Page and application data records
━━━━━━━━━━━━━━━━━━━━━━━━━━━━━━
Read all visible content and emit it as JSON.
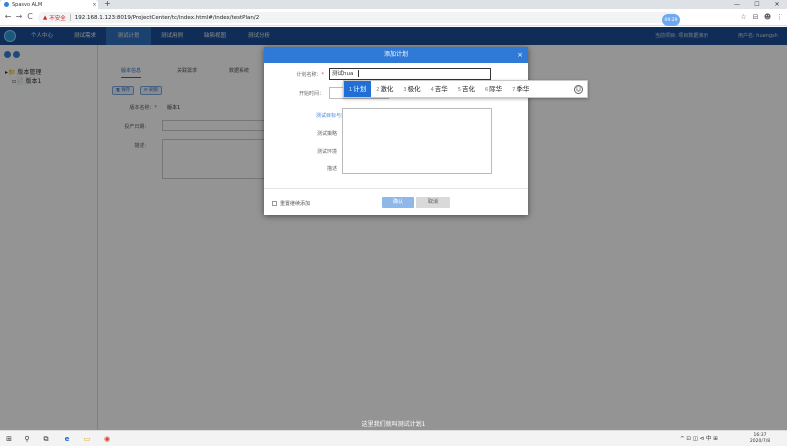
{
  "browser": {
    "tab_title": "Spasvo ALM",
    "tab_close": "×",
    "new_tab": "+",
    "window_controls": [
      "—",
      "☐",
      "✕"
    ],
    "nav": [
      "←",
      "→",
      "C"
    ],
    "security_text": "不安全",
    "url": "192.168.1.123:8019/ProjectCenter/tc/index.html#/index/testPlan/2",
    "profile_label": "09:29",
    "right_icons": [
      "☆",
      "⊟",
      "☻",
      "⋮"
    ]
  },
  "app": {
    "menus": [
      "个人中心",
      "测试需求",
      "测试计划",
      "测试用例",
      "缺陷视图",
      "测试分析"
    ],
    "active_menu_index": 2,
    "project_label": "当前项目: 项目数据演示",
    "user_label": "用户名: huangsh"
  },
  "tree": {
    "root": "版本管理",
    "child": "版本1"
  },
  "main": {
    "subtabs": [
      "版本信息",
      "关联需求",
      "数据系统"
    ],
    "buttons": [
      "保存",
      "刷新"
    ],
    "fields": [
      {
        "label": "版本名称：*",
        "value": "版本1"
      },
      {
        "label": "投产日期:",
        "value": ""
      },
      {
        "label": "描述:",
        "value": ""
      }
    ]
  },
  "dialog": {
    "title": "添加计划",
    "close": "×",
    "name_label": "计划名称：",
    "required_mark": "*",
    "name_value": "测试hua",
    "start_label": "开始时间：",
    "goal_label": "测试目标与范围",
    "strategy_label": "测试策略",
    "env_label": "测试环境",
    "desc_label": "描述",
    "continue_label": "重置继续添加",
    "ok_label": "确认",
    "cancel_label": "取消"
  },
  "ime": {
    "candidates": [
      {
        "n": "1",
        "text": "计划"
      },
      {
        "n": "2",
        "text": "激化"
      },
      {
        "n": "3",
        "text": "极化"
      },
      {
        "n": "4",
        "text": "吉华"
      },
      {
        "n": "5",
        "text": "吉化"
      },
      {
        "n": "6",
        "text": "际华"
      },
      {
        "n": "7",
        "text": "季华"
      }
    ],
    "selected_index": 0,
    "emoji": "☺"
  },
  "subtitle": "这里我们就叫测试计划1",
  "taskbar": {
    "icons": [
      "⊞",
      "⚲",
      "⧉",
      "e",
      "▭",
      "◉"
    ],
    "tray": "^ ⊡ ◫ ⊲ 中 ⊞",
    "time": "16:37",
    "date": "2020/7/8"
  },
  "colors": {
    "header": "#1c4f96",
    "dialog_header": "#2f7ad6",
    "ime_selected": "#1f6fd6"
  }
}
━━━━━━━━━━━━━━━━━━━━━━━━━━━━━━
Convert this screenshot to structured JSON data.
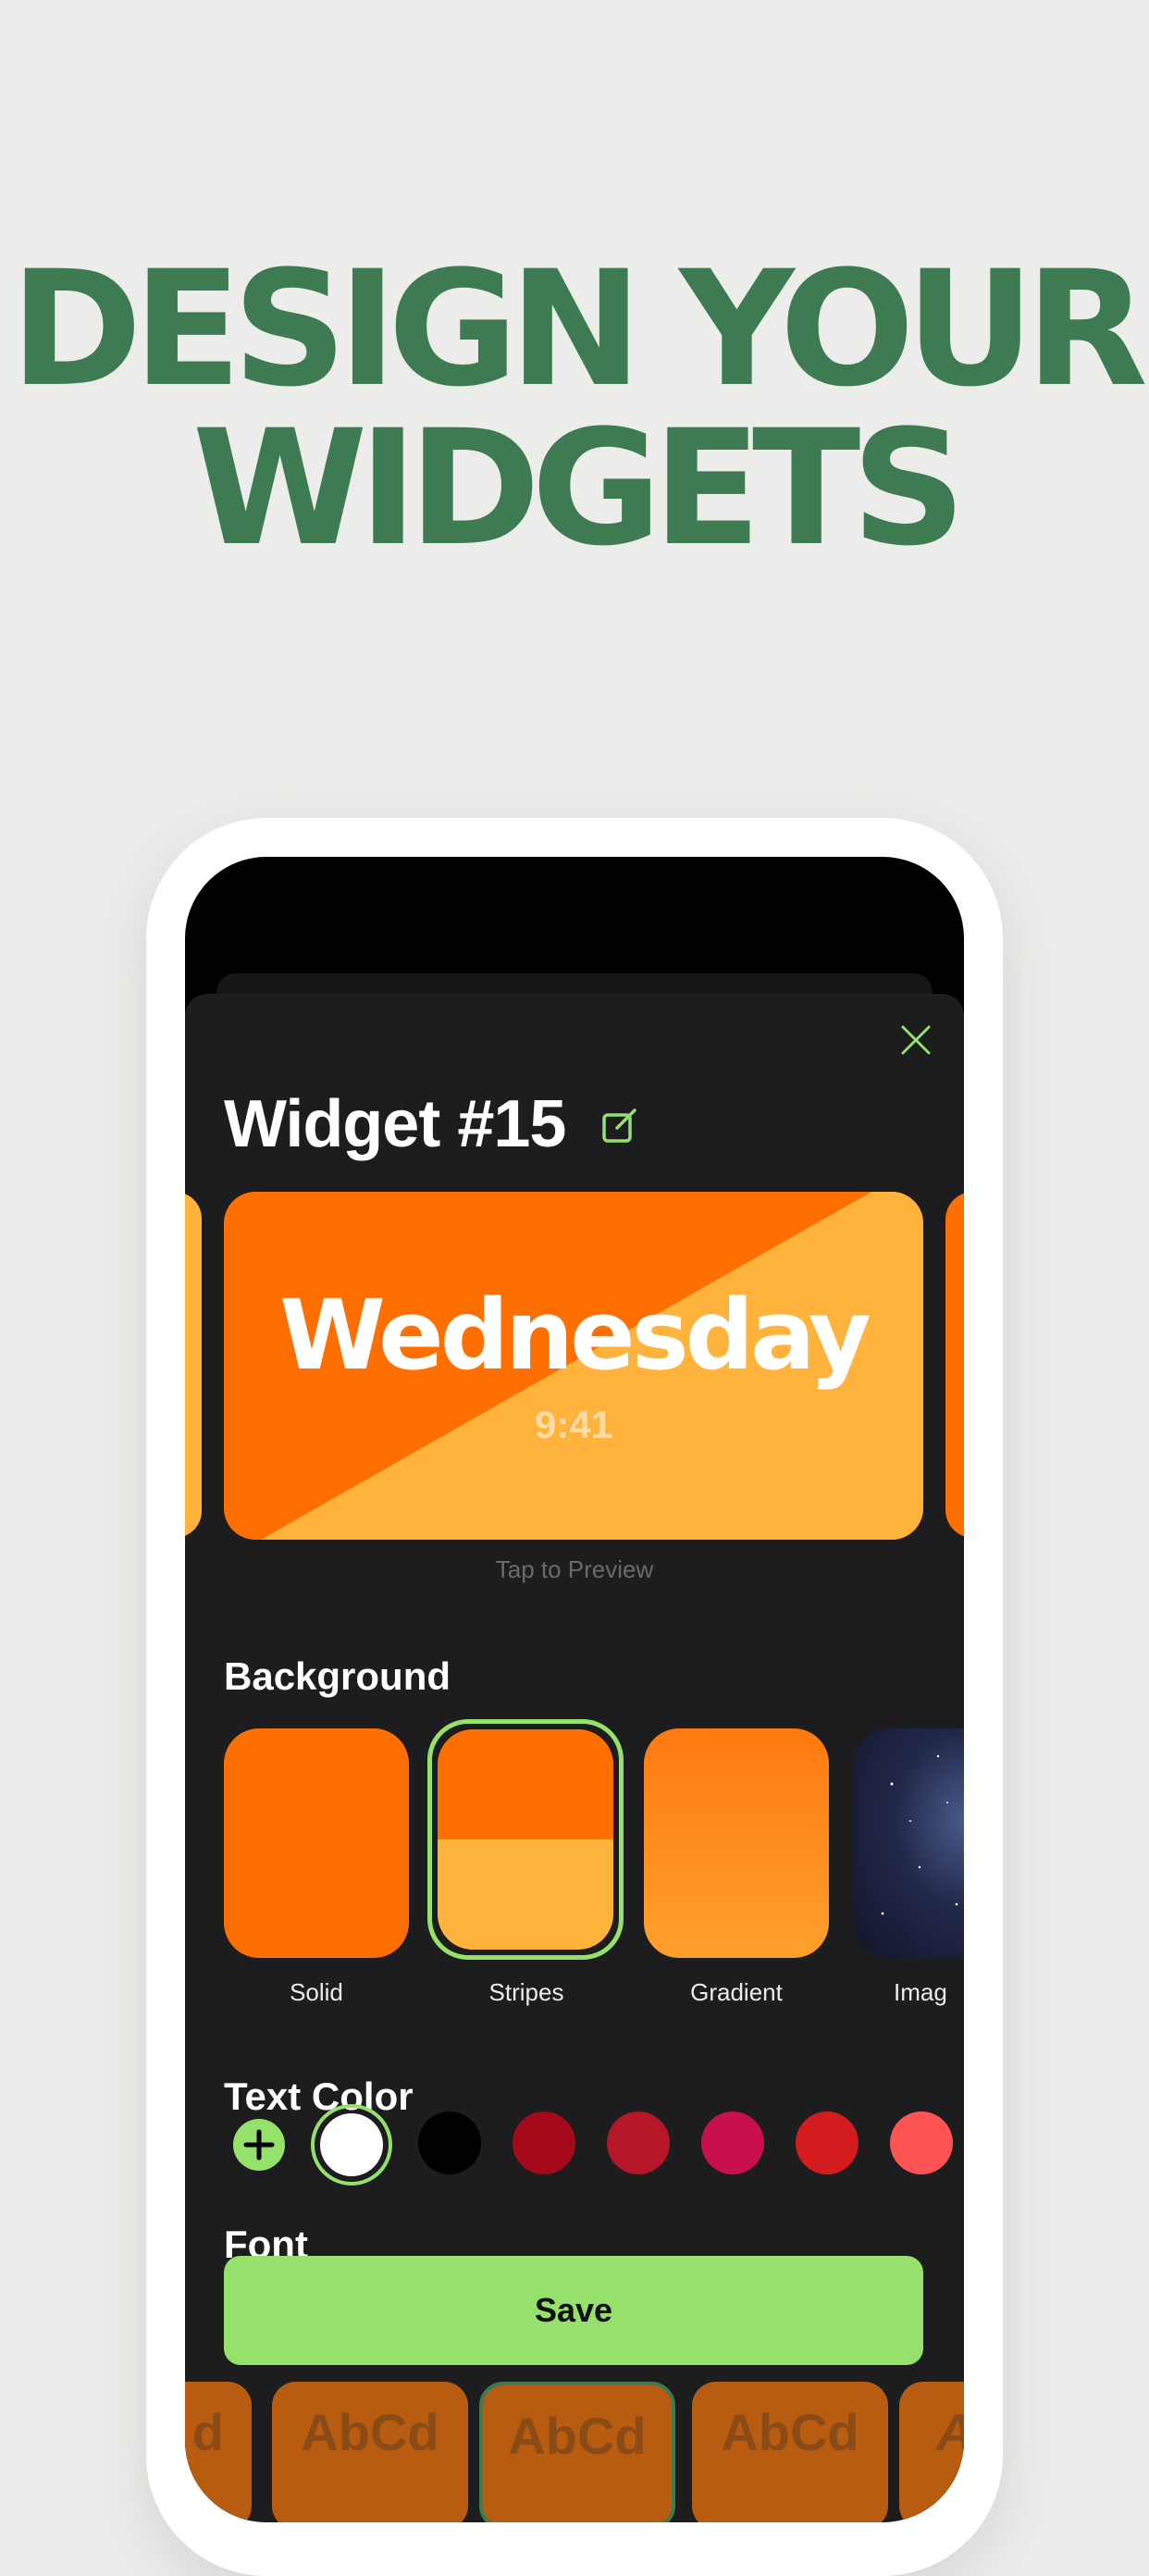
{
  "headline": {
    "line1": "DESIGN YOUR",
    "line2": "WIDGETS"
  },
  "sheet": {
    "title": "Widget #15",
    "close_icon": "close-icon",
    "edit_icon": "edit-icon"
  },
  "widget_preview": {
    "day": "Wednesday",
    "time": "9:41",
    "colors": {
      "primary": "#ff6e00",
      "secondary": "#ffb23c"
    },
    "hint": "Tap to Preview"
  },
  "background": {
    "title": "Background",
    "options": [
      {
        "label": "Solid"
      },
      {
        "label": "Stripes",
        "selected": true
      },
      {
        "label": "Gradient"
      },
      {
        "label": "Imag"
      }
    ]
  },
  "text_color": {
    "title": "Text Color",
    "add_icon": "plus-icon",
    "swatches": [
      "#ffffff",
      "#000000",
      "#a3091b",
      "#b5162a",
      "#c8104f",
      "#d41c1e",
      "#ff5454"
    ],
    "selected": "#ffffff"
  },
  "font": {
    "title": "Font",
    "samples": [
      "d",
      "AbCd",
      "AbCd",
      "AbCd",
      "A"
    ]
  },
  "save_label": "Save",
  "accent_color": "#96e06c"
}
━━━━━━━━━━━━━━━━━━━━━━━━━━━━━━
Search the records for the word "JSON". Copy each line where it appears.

Read all visible content and emit it as JSON.
Convert this screenshot to structured JSON data.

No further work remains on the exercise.